Scan the following material for the string "Cycle" and copy each line in which it appears.
*-*-*
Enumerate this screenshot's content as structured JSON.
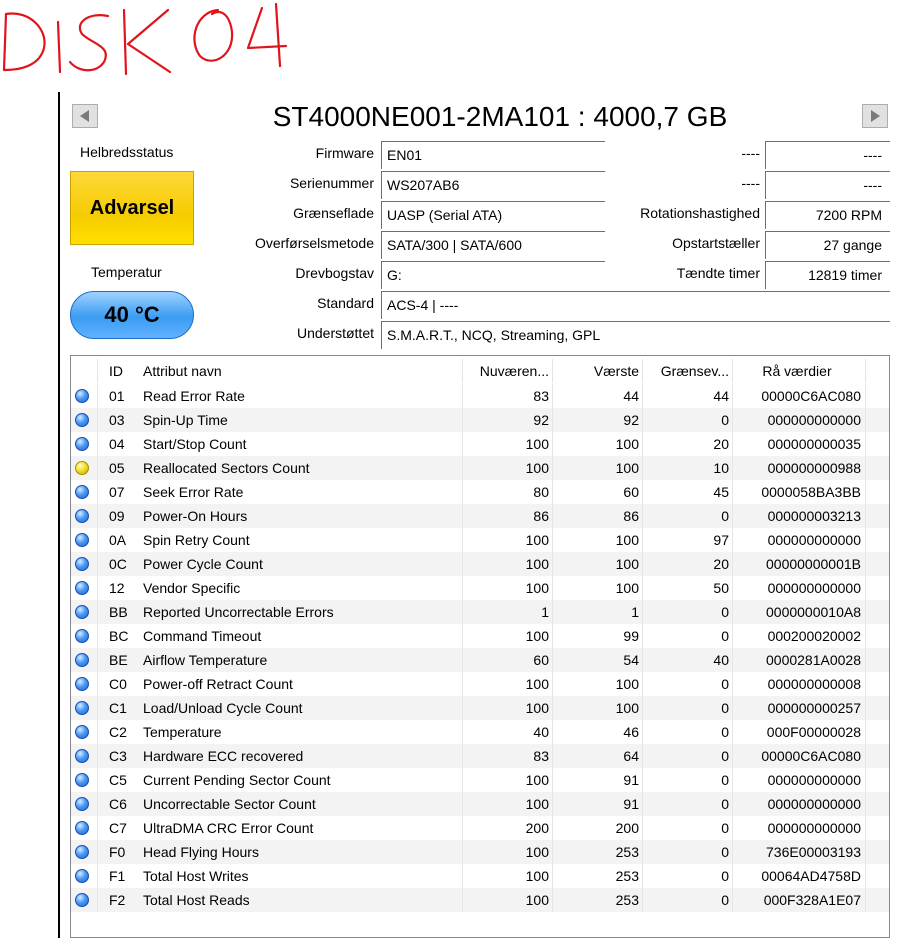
{
  "annotation": {
    "text": "DISK 04"
  },
  "header": {
    "title": "ST4000NE001-2MA101 : 4000,7 GB"
  },
  "health": {
    "label": "Helbredsstatus",
    "status": "Advarsel",
    "color": "#f5cc00"
  },
  "temperature": {
    "label": "Temperatur",
    "value": "40 °C",
    "color": "#3a9cf2"
  },
  "info": {
    "firmware": {
      "label": "Firmware",
      "value": "EN01"
    },
    "serial": {
      "label": "Serienummer",
      "value": "WS207AB6"
    },
    "interface": {
      "label": "Grænseflade",
      "value": "UASP (Serial ATA)"
    },
    "transfer": {
      "label": "Overførselsmetode",
      "value": "SATA/300 | SATA/600"
    },
    "drive_letter": {
      "label": "Drevbogstav",
      "value": "G:"
    },
    "standard": {
      "label": "Standard",
      "value": "ACS-4 | ----"
    },
    "supported": {
      "label": "Understøttet",
      "value": "S.M.A.R.T., NCQ, Streaming, GPL"
    }
  },
  "info_right": {
    "row1": {
      "label": "----",
      "value": "----"
    },
    "row2": {
      "label": "----",
      "value": "----"
    },
    "rotation": {
      "label": "Rotationshastighed",
      "value": "7200 RPM"
    },
    "power_count": {
      "label": "Opstartstæller",
      "value": "27 gange"
    },
    "power_hours": {
      "label": "Tændte timer",
      "value": "12819 timer"
    }
  },
  "table": {
    "columns": [
      "ID",
      "Attribut navn",
      "Nuværen...",
      "Værste",
      "Grænsev...",
      "Rå værdier"
    ],
    "rows": [
      {
        "status": "good",
        "id": "01",
        "name": "Read Error Rate",
        "current": "83",
        "worst": "44",
        "threshold": "44",
        "raw": "00000C6AC080"
      },
      {
        "status": "good",
        "id": "03",
        "name": "Spin-Up Time",
        "current": "92",
        "worst": "92",
        "threshold": "0",
        "raw": "000000000000"
      },
      {
        "status": "good",
        "id": "04",
        "name": "Start/Stop Count",
        "current": "100",
        "worst": "100",
        "threshold": "20",
        "raw": "000000000035"
      },
      {
        "status": "warn",
        "id": "05",
        "name": "Reallocated Sectors Count",
        "current": "100",
        "worst": "100",
        "threshold": "10",
        "raw": "000000000988"
      },
      {
        "status": "good",
        "id": "07",
        "name": "Seek Error Rate",
        "current": "80",
        "worst": "60",
        "threshold": "45",
        "raw": "0000058BA3BB"
      },
      {
        "status": "good",
        "id": "09",
        "name": "Power-On Hours",
        "current": "86",
        "worst": "86",
        "threshold": "0",
        "raw": "000000003213"
      },
      {
        "status": "good",
        "id": "0A",
        "name": "Spin Retry Count",
        "current": "100",
        "worst": "100",
        "threshold": "97",
        "raw": "000000000000"
      },
      {
        "status": "good",
        "id": "0C",
        "name": "Power Cycle Count",
        "current": "100",
        "worst": "100",
        "threshold": "20",
        "raw": "00000000001B"
      },
      {
        "status": "good",
        "id": "12",
        "name": "Vendor Specific",
        "current": "100",
        "worst": "100",
        "threshold": "50",
        "raw": "000000000000"
      },
      {
        "status": "good",
        "id": "BB",
        "name": "Reported Uncorrectable Errors",
        "current": "1",
        "worst": "1",
        "threshold": "0",
        "raw": "0000000010A8"
      },
      {
        "status": "good",
        "id": "BC",
        "name": "Command Timeout",
        "current": "100",
        "worst": "99",
        "threshold": "0",
        "raw": "000200020002"
      },
      {
        "status": "good",
        "id": "BE",
        "name": "Airflow Temperature",
        "current": "60",
        "worst": "54",
        "threshold": "40",
        "raw": "0000281A0028"
      },
      {
        "status": "good",
        "id": "C0",
        "name": "Power-off Retract Count",
        "current": "100",
        "worst": "100",
        "threshold": "0",
        "raw": "000000000008"
      },
      {
        "status": "good",
        "id": "C1",
        "name": "Load/Unload Cycle Count",
        "current": "100",
        "worst": "100",
        "threshold": "0",
        "raw": "000000000257"
      },
      {
        "status": "good",
        "id": "C2",
        "name": "Temperature",
        "current": "40",
        "worst": "46",
        "threshold": "0",
        "raw": "000F00000028"
      },
      {
        "status": "good",
        "id": "C3",
        "name": "Hardware ECC recovered",
        "current": "83",
        "worst": "64",
        "threshold": "0",
        "raw": "00000C6AC080"
      },
      {
        "status": "good",
        "id": "C5",
        "name": "Current Pending Sector Count",
        "current": "100",
        "worst": "91",
        "threshold": "0",
        "raw": "000000000000"
      },
      {
        "status": "good",
        "id": "C6",
        "name": "Uncorrectable Sector Count",
        "current": "100",
        "worst": "91",
        "threshold": "0",
        "raw": "000000000000"
      },
      {
        "status": "good",
        "id": "C7",
        "name": "UltraDMA CRC Error Count",
        "current": "200",
        "worst": "200",
        "threshold": "0",
        "raw": "000000000000"
      },
      {
        "status": "good",
        "id": "F0",
        "name": "Head Flying Hours",
        "current": "100",
        "worst": "253",
        "threshold": "0",
        "raw": "736E00003193"
      },
      {
        "status": "good",
        "id": "F1",
        "name": "Total Host Writes",
        "current": "100",
        "worst": "253",
        "threshold": "0",
        "raw": "00064AD4758D"
      },
      {
        "status": "good",
        "id": "F2",
        "name": "Total Host Reads",
        "current": "100",
        "worst": "253",
        "threshold": "0",
        "raw": "000F328A1E07"
      }
    ]
  }
}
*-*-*
Completed exercise:
        "name": "Power Cycle Count",
        "name": "Load/Unload Cycle Count",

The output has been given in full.